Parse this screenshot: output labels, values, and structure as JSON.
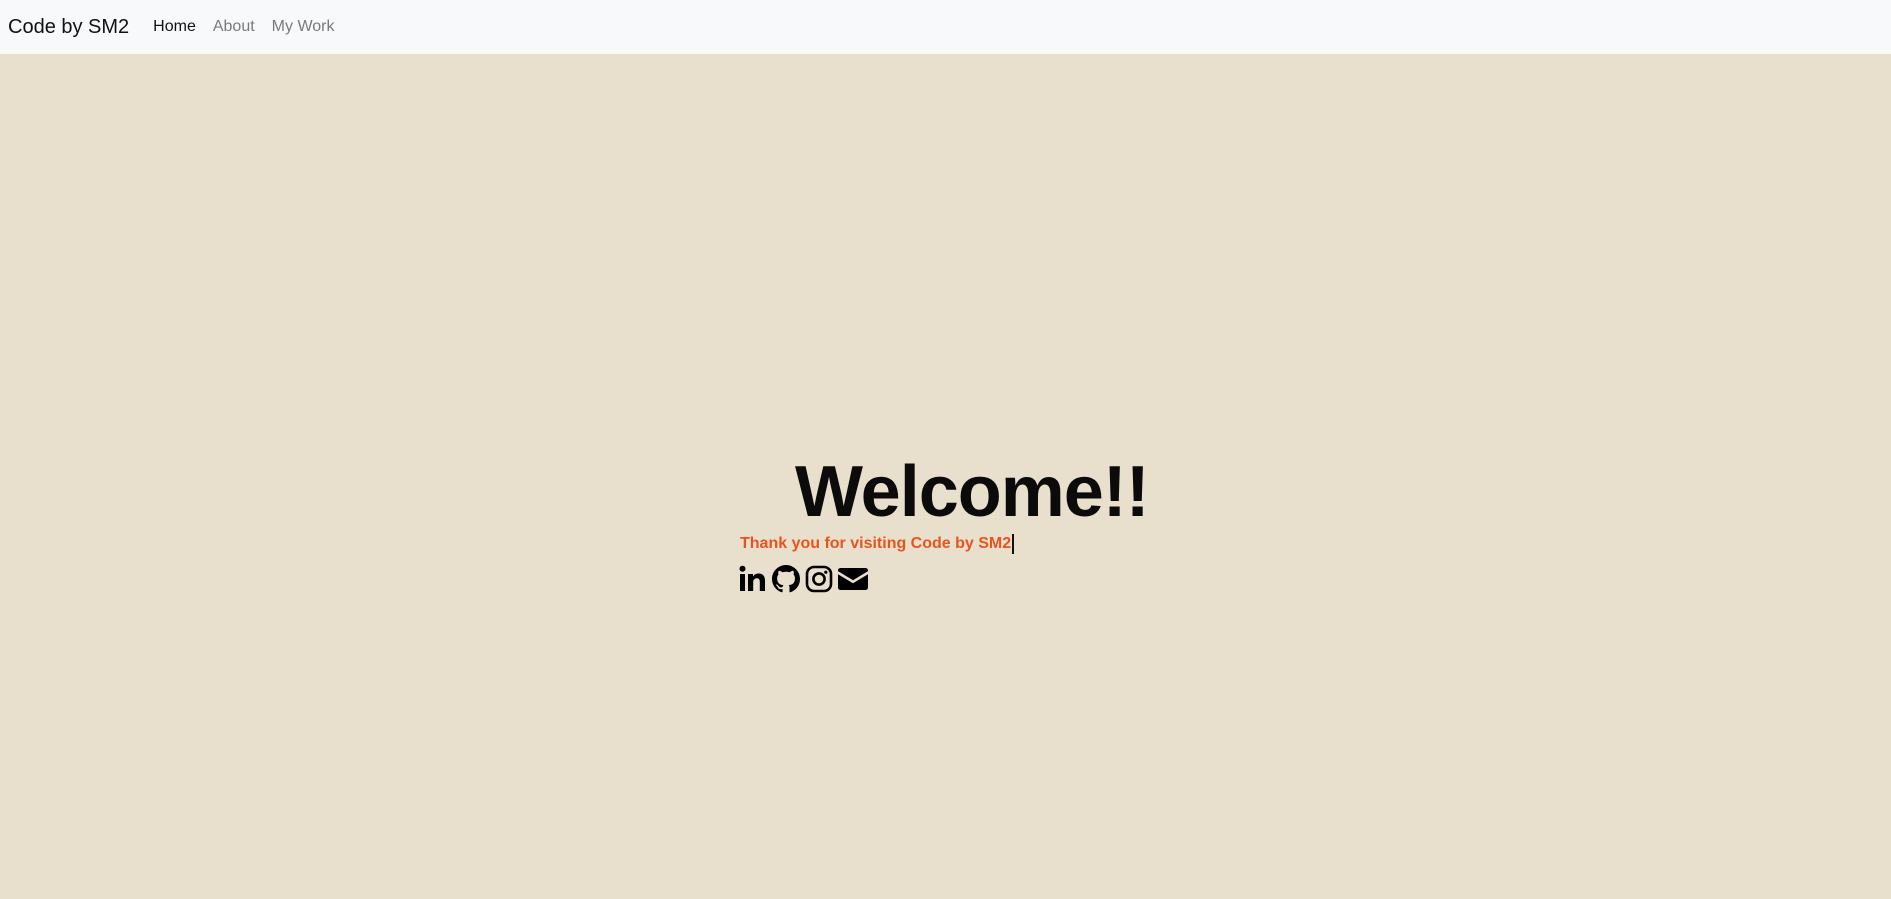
{
  "navbar": {
    "brand": "Code by SM2",
    "links": [
      {
        "label": "Home",
        "active": true
      },
      {
        "label": "About",
        "active": false
      },
      {
        "label": "My Work",
        "active": false
      }
    ]
  },
  "hero": {
    "heading": "Welcome!!",
    "tagline": "Thank you for visiting Code by SM2",
    "social_icons": [
      "linkedin-icon",
      "github-icon",
      "instagram-icon",
      "envelope-icon"
    ]
  },
  "colors": {
    "background": "#e8dfcd",
    "navbar_bg": "#f8f9fb",
    "accent": "#e8541d",
    "text": "#0b0b0b",
    "nav_inactive": "#7a7a7a"
  }
}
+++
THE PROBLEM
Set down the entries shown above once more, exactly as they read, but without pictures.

EXERCISE RESULT
Parse this screenshot: output labels, values, and structure as JSON.
{
  "navbar": {
    "brand": "Code by SM2",
    "links": [
      {
        "label": "Home",
        "active": true
      },
      {
        "label": "About",
        "active": false
      },
      {
        "label": "My Work",
        "active": false
      }
    ]
  },
  "hero": {
    "heading": "Welcome!!",
    "tagline": "Thank you for visiting Code by SM2",
    "social_icons": [
      "linkedin-icon",
      "github-icon",
      "instagram-icon",
      "envelope-icon"
    ]
  },
  "colors": {
    "background": "#e8dfcd",
    "navbar_bg": "#f8f9fb",
    "accent": "#e8541d",
    "text": "#0b0b0b",
    "nav_inactive": "#7a7a7a"
  }
}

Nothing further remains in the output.